On May 13, 2020, Ontario seniors and pharmacists welcomed an announcement from the Ontario government to improve access to medications by removing any additional financial burden that was an unintended consequence as a result of a policy to limit medications to 30 days in an effort to secure the drug supply during the pandemic.
May 14, 2020 (Toronto, ON) On May 13, the government announced that until June 30, 2020 or when the 30-day supply policy is lifted whichever comes first, Ontario seniors and others who rely on the Ontario Drug Benefit program will not pay a co-payment for eligible prescriptions.
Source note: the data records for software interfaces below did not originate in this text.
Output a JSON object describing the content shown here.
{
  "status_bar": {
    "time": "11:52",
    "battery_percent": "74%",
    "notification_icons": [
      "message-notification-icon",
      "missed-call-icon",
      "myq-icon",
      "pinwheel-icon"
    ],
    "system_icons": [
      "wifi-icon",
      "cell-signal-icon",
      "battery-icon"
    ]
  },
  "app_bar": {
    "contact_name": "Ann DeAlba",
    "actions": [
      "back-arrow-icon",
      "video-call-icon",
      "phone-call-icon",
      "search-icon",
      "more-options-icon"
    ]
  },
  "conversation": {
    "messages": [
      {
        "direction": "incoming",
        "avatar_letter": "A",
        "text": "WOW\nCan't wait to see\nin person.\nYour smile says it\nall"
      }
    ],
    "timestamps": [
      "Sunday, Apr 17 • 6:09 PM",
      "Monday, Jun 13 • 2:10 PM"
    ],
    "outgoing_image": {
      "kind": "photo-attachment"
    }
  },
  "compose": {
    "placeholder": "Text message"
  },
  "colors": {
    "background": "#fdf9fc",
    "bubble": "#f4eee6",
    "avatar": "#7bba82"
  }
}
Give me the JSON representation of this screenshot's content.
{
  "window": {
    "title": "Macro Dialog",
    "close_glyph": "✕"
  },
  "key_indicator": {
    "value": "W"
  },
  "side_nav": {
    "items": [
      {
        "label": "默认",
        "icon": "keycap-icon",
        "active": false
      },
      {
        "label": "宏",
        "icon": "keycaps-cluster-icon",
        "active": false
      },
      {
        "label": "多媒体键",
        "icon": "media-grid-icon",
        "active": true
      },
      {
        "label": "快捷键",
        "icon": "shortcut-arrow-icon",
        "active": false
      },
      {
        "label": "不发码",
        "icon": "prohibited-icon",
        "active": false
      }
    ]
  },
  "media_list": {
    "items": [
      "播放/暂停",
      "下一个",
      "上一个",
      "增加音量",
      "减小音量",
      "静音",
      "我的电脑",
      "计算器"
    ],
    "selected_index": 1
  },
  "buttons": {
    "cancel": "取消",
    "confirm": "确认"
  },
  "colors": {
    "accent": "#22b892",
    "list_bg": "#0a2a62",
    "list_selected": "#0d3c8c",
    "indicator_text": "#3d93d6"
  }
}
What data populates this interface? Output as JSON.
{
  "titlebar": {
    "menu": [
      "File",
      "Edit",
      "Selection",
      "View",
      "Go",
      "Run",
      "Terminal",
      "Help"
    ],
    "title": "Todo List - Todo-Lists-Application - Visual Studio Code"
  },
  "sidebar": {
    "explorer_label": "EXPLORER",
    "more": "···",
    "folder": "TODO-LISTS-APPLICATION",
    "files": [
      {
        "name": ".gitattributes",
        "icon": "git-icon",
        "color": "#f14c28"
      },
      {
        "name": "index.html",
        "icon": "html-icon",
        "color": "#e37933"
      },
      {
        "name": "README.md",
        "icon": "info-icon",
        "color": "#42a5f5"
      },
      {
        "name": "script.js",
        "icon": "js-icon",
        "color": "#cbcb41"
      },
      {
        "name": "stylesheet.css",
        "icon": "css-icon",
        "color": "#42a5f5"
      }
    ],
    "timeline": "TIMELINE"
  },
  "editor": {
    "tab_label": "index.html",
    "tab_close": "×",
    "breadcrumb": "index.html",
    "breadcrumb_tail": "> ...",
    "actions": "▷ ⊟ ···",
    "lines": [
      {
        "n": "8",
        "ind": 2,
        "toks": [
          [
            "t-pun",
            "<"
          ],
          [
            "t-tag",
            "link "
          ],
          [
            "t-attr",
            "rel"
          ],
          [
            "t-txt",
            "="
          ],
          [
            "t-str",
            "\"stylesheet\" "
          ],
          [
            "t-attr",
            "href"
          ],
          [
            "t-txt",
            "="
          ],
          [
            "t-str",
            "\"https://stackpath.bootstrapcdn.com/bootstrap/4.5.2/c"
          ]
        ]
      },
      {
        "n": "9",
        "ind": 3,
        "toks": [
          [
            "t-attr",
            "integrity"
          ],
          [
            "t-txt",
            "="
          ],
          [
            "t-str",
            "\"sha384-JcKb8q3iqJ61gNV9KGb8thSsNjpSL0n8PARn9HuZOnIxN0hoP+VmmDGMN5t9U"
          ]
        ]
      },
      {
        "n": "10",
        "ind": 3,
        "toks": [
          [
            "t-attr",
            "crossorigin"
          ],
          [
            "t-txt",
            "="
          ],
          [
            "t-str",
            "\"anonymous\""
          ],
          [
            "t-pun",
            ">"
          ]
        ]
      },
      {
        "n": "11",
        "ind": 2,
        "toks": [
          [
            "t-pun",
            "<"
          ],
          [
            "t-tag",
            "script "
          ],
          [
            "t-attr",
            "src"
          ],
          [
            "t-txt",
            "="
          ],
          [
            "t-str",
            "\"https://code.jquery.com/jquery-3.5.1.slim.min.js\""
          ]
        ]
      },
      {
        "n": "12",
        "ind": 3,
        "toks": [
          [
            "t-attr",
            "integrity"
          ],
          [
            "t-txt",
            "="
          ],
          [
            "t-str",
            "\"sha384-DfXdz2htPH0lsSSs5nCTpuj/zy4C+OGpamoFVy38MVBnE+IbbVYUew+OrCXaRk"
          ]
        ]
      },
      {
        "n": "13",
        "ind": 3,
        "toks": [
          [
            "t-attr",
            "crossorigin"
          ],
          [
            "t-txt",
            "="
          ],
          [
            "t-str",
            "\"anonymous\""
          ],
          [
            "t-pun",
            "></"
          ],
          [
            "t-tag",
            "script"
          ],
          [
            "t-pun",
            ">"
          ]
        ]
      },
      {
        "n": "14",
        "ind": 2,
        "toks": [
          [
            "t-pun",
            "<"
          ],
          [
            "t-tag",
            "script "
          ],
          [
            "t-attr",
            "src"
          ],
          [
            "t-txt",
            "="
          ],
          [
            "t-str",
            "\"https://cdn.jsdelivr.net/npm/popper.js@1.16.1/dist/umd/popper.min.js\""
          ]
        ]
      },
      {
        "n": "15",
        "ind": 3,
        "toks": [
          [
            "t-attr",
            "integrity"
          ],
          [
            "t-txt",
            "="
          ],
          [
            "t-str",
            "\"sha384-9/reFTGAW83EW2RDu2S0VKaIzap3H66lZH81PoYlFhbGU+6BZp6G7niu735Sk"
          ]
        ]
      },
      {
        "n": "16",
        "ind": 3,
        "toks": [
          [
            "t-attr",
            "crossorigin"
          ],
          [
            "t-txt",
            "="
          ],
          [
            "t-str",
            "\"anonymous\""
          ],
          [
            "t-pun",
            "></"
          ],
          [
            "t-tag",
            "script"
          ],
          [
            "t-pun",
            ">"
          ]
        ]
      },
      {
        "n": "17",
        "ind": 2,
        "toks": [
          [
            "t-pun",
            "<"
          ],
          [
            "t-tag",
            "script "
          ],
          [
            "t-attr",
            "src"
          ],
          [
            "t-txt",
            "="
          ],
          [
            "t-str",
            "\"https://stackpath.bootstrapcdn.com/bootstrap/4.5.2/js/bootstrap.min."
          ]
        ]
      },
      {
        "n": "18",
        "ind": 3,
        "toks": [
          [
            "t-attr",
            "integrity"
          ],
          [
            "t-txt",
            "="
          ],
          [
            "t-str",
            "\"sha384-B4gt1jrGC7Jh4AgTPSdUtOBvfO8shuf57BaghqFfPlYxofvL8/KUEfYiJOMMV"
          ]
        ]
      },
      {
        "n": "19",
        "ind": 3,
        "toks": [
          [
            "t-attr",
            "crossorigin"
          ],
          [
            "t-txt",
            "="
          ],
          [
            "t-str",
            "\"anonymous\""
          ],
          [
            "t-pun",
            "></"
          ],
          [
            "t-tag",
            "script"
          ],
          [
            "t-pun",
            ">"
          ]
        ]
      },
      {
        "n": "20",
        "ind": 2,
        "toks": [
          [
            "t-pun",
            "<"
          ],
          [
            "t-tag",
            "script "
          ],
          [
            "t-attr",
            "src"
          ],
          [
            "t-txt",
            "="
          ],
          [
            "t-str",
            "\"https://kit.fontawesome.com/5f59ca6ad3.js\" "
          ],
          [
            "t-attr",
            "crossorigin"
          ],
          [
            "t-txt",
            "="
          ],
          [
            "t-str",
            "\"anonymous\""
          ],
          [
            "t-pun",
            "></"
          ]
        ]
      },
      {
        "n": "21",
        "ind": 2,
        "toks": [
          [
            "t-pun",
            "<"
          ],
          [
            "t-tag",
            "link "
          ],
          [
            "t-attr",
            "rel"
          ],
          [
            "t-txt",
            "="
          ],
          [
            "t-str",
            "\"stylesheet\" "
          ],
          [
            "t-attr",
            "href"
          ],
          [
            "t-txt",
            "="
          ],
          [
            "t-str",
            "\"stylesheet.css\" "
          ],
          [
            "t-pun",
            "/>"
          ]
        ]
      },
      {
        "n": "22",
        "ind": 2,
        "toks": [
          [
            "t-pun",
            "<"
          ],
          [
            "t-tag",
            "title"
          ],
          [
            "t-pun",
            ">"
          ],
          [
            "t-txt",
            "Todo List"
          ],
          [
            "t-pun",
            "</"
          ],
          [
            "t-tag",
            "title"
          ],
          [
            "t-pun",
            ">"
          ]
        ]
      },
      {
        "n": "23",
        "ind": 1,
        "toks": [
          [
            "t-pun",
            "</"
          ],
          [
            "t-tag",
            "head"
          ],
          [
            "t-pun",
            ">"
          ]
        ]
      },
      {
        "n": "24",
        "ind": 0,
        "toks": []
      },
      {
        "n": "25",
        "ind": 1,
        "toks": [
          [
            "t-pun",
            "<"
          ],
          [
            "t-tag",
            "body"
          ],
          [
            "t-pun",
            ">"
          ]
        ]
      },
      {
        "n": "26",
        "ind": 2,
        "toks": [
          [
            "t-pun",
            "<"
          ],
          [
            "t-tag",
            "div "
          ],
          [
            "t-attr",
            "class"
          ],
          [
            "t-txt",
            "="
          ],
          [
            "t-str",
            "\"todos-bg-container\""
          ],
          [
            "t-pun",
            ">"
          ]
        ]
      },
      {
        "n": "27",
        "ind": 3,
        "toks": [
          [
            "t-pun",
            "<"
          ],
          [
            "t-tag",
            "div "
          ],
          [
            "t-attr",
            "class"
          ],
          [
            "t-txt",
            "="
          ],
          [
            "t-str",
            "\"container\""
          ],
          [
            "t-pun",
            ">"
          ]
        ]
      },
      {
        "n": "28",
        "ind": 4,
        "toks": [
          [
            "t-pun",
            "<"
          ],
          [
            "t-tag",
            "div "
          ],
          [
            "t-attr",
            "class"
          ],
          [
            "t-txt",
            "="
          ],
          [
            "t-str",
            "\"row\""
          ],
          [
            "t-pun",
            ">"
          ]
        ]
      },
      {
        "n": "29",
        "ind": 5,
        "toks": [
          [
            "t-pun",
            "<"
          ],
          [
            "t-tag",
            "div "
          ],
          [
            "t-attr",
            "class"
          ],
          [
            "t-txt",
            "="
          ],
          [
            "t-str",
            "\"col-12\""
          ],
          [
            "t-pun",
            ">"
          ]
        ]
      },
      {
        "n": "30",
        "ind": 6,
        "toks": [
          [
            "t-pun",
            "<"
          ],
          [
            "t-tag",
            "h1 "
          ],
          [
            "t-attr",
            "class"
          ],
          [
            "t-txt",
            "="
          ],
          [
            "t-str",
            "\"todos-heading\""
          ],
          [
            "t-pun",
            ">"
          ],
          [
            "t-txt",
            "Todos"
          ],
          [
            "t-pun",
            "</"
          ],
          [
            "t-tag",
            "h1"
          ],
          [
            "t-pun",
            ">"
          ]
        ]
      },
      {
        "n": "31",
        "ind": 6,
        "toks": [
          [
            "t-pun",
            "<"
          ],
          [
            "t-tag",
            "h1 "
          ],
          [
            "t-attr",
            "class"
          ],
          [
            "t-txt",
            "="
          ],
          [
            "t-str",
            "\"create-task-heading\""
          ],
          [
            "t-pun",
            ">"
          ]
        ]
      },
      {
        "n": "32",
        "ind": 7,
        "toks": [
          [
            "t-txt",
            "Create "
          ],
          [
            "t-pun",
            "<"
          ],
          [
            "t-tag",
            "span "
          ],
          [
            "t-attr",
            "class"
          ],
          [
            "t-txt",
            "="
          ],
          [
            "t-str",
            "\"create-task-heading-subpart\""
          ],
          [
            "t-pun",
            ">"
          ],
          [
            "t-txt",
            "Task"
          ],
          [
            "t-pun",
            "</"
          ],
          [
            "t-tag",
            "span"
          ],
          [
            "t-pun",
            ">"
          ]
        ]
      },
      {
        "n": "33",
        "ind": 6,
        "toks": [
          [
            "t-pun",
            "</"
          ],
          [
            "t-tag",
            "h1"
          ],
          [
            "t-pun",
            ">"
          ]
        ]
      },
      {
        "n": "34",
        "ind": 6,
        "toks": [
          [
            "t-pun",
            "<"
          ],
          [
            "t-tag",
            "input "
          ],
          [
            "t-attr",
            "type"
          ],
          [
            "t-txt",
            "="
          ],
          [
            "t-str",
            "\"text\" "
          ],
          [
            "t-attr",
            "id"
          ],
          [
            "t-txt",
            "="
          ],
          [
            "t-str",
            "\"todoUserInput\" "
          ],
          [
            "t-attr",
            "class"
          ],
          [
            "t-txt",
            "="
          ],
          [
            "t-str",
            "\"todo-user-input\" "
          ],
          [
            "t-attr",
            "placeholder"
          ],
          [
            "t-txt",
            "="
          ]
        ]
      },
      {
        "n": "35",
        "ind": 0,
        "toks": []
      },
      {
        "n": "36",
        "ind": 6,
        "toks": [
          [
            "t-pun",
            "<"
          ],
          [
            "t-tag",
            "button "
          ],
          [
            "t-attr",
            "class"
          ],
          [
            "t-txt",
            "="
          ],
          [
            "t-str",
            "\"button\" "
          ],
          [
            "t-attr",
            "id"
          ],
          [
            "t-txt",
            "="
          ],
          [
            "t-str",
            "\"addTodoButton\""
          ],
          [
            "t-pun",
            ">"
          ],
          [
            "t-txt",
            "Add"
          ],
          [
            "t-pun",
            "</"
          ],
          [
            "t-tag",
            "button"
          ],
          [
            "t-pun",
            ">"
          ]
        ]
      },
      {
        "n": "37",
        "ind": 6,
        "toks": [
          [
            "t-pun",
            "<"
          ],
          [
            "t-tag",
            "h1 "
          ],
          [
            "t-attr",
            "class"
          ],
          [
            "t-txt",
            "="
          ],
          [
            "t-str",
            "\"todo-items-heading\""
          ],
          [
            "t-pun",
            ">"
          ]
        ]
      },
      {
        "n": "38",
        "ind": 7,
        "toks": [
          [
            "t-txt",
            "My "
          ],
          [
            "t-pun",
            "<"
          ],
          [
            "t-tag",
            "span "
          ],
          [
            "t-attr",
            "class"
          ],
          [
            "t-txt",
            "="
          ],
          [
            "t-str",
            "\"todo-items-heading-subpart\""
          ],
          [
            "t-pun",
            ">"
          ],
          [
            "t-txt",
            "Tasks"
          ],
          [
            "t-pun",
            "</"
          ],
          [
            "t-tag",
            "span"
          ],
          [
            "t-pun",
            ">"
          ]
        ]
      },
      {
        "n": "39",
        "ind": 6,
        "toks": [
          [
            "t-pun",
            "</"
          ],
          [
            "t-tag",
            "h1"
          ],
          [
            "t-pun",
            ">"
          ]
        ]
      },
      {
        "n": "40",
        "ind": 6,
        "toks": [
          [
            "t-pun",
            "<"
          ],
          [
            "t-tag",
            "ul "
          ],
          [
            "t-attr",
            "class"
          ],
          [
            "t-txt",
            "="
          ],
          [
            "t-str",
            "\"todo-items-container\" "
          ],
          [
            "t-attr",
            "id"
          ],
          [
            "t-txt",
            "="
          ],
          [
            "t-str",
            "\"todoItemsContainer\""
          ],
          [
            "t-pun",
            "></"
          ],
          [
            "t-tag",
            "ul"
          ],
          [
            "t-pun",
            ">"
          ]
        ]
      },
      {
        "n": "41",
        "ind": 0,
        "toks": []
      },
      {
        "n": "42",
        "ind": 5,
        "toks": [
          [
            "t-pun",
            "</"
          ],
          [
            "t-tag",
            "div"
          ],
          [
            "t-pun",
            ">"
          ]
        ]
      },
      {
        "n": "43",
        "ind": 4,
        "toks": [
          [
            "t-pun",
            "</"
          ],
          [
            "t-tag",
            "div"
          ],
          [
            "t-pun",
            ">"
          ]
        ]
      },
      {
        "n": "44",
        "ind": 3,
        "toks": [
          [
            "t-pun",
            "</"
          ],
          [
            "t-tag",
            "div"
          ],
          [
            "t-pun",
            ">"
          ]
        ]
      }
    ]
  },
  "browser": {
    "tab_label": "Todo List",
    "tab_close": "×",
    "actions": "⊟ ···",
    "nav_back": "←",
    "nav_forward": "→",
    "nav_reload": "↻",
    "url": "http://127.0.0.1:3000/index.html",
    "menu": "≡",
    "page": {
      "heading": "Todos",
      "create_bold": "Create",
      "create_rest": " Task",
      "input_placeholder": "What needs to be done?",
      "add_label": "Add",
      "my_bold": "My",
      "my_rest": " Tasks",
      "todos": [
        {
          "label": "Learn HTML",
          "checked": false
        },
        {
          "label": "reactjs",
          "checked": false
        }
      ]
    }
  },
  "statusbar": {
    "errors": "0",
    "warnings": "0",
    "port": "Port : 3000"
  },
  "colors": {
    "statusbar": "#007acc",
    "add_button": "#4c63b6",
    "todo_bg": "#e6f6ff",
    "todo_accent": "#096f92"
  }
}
Two months ago, the Ontario Pharmacists Association (OPA) supported the government’s initiative to move to a 30-day limit on prescription medications to ensure stability in the province’s medication supply during COVID-19. The Ontario government adopted this measure on March 20 and, to date, it has been successful in decreasing supply chain pressures so that medications continue to be available to all Ontarians when they actually need them.
An unfortunate consequence of this policy was the additional financial burden placed on Ontarians through added co-payments, in particular with our vulnerable senior population. As a result, the OPA and the Canadian Association of Retired Persons (CARP) urged the Ontario government to find a solution to remove the financial burden for Ontarians while also ensuring that pharmacies could continue to operate without added financial pressures resulting from the policy.
“Today, we want to thank Deputy Premier and Minister of Health Elliott and the Ford government for stepping in and resolving this issue for Ontario seniors and for pharmacists,” says Justin Bates, Chief Executive Officer, OPA. “This has been a very collaborative effort, and Ontario pharmacists are pleased to be able to move forward in caring for their patients while at the same time protecting our drug supply.”
“The pandemic has brought unprecedented challenges to Ontario seniors. We’re pleased to see that the Ontario government is addressing the unintended cost implications of this otherwise prudent policy,” says Marissa Lennox, Chief Policy Officer for CARP, “With most pharmacies delivering prescriptions so that seniors can remain safe in their homes, this removal of the financial burden will be instrumental in ensuring that they are able to continue with their medication therapy and stay healthy.”
The Ontario Pharmacists Association and CARP want to thank the Deputy Premier and Minister of Health Christine Elliott for her partnership and dedication to supporting Ontarians during this challenging time.
About the Canadian Association for Retired Persons
CARP (Canadian Association for Retired Persons) is Canada’s largest advocacy association for older Canadians. Today CARP has more than 320,000 members. As a non-partisan association, CARP is committed to working with all parties in government to advocate for older Canadians. Its mission is to advocate for better healthcare, financial security, and freedom from ageism. CARP members engage in polls and petitions, email their elected representatives, connect with local chapters and share stories and opinions on urgent issues.
About the Ontario Pharmacists Association
The Ontario Pharmacists Association is committed to evolving the pharmacy profession and advocating for excellence in practice and patient care. With more than 10,000 members, OPA is Canada’s largest advocacy organization, and professional development provider for pharmacy professionals across Ontario. By leveraging the unique expertise of pharmacy professionals, enabling them to practise to their fullest potential, and making them more accessible to patients, OPA is working to improve the efficiency and effectiveness of the healthcare system. The pharmacy sector plays a strong role in Ontario with an economic impact of more than $6.3 billion across 4,500 pharmacies, employing 60,000 Ontarians.